━━━ Records provided ━━━
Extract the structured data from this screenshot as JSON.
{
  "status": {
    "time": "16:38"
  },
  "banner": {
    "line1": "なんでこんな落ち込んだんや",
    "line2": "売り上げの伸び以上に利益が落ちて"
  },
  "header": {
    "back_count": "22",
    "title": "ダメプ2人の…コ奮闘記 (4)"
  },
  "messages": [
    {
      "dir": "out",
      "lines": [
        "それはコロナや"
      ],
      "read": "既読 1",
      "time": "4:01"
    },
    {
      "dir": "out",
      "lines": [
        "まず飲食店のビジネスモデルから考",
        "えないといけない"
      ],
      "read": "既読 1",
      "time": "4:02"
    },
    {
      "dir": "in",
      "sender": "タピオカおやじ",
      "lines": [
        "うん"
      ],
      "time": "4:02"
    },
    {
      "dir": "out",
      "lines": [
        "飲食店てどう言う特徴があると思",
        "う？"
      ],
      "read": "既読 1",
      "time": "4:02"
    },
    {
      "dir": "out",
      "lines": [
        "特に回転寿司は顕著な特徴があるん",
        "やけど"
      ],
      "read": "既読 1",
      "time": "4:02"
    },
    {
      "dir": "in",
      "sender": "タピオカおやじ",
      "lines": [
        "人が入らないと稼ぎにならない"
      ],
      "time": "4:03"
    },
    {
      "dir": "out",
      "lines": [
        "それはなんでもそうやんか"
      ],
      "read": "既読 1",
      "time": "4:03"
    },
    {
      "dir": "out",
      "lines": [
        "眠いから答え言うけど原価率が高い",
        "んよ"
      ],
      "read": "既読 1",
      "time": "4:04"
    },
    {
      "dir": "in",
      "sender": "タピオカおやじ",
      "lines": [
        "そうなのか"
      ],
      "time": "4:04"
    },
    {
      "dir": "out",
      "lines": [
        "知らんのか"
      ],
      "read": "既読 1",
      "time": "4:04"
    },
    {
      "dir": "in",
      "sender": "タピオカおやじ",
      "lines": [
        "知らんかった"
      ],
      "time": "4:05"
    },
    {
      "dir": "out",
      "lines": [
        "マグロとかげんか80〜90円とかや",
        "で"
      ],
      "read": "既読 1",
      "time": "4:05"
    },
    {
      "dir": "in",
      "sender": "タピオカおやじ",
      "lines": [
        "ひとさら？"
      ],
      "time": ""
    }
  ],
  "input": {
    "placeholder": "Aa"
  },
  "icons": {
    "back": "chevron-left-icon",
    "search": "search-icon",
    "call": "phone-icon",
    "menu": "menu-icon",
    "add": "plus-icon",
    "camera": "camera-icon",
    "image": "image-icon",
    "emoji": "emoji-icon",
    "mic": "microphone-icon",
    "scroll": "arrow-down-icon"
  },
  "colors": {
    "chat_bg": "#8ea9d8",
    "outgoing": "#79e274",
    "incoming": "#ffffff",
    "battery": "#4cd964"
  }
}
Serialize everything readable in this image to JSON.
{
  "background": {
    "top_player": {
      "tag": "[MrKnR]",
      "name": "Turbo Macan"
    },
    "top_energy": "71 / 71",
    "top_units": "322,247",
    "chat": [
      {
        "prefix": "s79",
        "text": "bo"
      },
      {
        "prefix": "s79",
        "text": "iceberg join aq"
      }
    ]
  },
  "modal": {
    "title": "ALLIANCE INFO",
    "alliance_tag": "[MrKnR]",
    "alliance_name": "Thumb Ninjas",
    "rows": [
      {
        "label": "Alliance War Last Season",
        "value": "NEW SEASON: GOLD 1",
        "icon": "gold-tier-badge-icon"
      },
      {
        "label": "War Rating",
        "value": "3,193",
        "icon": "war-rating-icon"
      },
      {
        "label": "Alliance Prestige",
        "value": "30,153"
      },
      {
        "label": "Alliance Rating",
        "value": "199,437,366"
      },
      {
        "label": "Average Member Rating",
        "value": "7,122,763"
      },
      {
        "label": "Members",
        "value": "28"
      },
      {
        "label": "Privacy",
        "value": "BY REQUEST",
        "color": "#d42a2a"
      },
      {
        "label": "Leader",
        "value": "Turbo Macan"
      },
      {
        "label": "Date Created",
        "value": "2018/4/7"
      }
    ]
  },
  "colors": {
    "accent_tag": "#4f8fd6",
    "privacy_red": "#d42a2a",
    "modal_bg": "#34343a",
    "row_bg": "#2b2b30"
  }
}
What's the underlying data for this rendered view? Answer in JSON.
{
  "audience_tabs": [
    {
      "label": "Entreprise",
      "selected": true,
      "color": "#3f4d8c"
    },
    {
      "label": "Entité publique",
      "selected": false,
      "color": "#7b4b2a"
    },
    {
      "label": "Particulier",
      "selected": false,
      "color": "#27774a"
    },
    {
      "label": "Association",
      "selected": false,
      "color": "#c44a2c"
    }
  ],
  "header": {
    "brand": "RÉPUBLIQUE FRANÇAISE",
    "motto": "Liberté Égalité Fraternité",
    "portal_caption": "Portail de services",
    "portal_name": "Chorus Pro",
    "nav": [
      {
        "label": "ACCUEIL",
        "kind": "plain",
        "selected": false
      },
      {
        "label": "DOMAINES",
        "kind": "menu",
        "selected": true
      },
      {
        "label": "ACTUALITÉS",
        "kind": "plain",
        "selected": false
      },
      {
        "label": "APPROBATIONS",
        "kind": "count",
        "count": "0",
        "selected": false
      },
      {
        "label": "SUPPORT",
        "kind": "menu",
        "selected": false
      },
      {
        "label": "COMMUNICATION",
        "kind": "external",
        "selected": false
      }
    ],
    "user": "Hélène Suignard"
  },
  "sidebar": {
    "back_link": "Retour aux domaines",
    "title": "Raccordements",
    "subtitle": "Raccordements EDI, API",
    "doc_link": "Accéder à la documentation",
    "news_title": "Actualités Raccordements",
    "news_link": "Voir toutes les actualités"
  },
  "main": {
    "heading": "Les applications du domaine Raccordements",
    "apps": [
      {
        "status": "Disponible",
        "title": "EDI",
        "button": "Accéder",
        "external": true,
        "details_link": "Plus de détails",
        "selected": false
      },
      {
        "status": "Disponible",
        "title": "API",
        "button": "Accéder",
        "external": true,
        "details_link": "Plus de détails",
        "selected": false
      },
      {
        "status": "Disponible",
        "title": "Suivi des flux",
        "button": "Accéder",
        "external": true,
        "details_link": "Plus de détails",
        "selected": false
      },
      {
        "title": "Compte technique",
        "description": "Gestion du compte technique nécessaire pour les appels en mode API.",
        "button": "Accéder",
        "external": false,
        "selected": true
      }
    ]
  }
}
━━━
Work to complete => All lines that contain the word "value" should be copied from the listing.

Solved problem =>
        "value": "NEW SEASON: GOLD 1",
        "value": "3,193",
        "value": "30,153"
        "value": "199,437,366"
        "value": "7,122,763"
        "value": "28"
        "value": "BY REQUEST",
        "value": "Turbo Macan"
        "value": "2018/4/7"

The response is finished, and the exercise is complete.